|Slaughter Introduces Legislation to Prevent Asian Carp From Entering Great Lakes|
Stop Invasive Species Act Sets Timeline for Plan to Stop Asian Carp From Wreaking Havoc on the Local Ecosystem and Economy
Rochester, NY – Congresswoman Louise Slaughter (NY-28), Co-Chair of the Congressional Great Lakes Task Force, today announced that she has introduced bipartisan legislation that would require the speedy creation of an action plan to block Asian carp from entering the Great Lakes through a number of rivers and tributaries across the Great Lakes region.
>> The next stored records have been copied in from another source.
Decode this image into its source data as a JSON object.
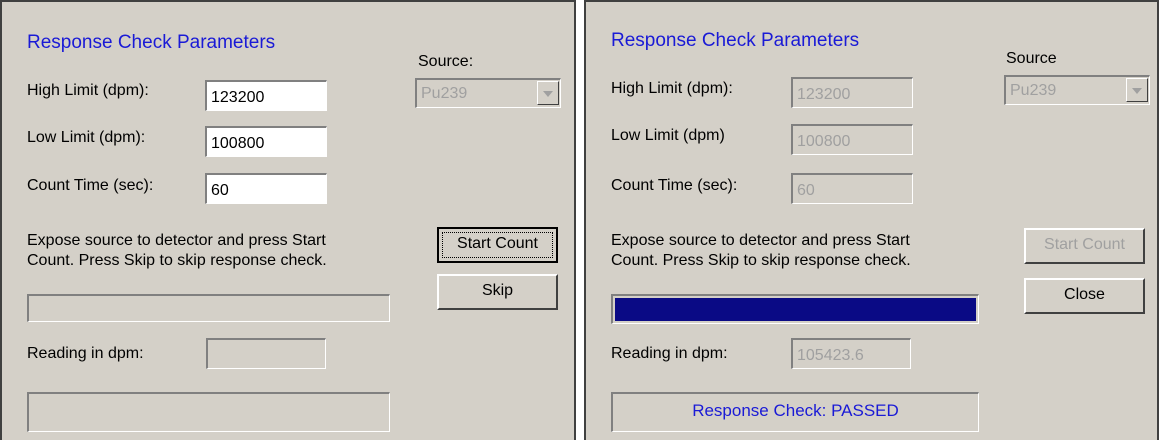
{
  "panels": [
    {
      "title": "Response Check Parameters",
      "source_label": "Source:",
      "source_value": "Pu239",
      "high_label": "High Limit (dpm):",
      "high_value": "123200",
      "low_label": "Low Limit (dpm):",
      "low_value": "100800",
      "count_label": "Count Time (sec):",
      "count_value": "60",
      "instruction_line1": "Expose source to detector and press Start",
      "instruction_line2": "Count.  Press Skip to skip response check.",
      "start_button": "Start Count",
      "secondary_button": "Skip",
      "reading_label": "Reading in dpm:",
      "reading_value": "",
      "progress": 0,
      "status": ""
    },
    {
      "title": "Response Check Parameters",
      "source_label": "Source",
      "source_value": "Pu239",
      "high_label": "High Limit (dpm):",
      "high_value": "123200",
      "low_label": "Low Limit (dpm)",
      "low_value": "100800",
      "count_label": "Count Time (sec):",
      "count_value": "60",
      "instruction_line1": "Expose source to detector and press Start",
      "instruction_line2": "Count.  Press Skip to skip response check.",
      "start_button": "Start Count",
      "secondary_button": "Close",
      "reading_label": "Reading in dpm:",
      "reading_value": "105423.6",
      "progress": 1.0,
      "status": "Response Check: PASSED"
    }
  ],
  "colors": {
    "dialog_bg": "#d4d0c8",
    "title_blue": "#1a1ad6",
    "progress_blue": "#0a0a85",
    "disabled_text": "#a0a0a0"
  }
}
The Stop Invasive Species Act, H.R. 4406, was introduced today by Slaughter along with Republican Representative Dave Camp (MI-4). Slaughter has been a long-time champion of the Great Lakes understanding that the Lakes are the largest source of freshwater on earth and need to be protected for future generations, not only because they support our local ecosystem, but also because they are a leading economic driver for communities across Upstate New York.
"The Great Lakes make up 20 percent of the world's freshwater and we must do everything we can to protect them. In Western New York, we rely on the Great Lakes for fishing, shipping and recreation and the introduction of Asian carp could be devastating to the Lakes' ecosystem and regional economy," said Slaughter, a co-chair of the Congressional Great Lakes Task Force. "Time is a luxury we don't have which is why this legislation to expedite the protection of the Great Lakes from this damaging invasive species is so important."
Also today, Senators Debbie Stabenow (D-MI) and Rob Portman (R-OH), along with Sherrod Brown (D-OH), Dick Durbin (D-IL), Carl Levin (D-M), Robert Casey (D-PA), Chuck Schumer (D-NY), Kirsten Gillibrand (D-NY), and Amy Klobuchar (D-MN) introduced a companion bill in the Senate.
The Stop Invasive Species Act
The Stop Invasive Species Act requires the U.S. Army Corp of Engineers to submit to Congress an expedited action plan with options for stopping Asian carp from penetrating the Great Lakes across 18 possible points of entry. The bill requires the Army Corp to submit a progress report to Congress and the President within 90 days of the law's enactment. The full plan would need to be completed within 18 months.
Under the Stop Invasive Species Act, the Army Corp would continue to examine modes of transportation across key waterways to ensure shipping could continue while mechanisms for preventing Asian carp from destroying the Great Lakes are implemented.
The bill is supported by the Great Lakes Commission, The Great Lakes Fishery Commission, Alliance for the Great Lakes, Healing our Waters Coalition, National Wildlife Federation and Trout Unlimited.
Slaughter has a long history standing up for the Great Lakes and protecting our local ecosystem, as well as preventing economic havoc that would ensue if Asian carp were to enter the Great Lakes.
Slaughter Protecting the Great Lakes from the Threat of Asian Carp
Slaughter has repeatedly noted that once an invasive species such as Asian carp is allowed to take hold in any part of the Great Lakes system, it is only a matter of time until the species spreads to the rest of the lakes.
In January, Slaughter called on the Army Corps of Engineers to move quickly on a strategy to combat the threat of Asian carp armed with new information from a study analyzing various engineering options to separate the Great Lakes and Mississippi River basins in the Chicago Area Waterway System to prevent inter-basin movement of harmful aquatic invasive species, including Asian carp.
In a November letter to House Appropriations Committee leaders, Slaughter said, along with other Great Lakes advocates,
"The lakes provide invaluable recreational opportunities and support shipping, fishing, boating and tourism industries that generate 1.5 million jobs and $62 billion in wages. Restoring the Great Lakes advances our regional strategy to create jobs, stimulate economic development and invest in freshwater resources and waterfront communities."
Congresswoman Slaughter has been the Co-Chair of the Great Lakes Task Force since 2005. The Task Force is a bipartisan organization that cooperates to enhance the economic and environmental health of the Great Lakes. Founded in the mid-1980s, Task Force members work to advocate for policies and programs that enhance our unique natural resource—the Great Lakes.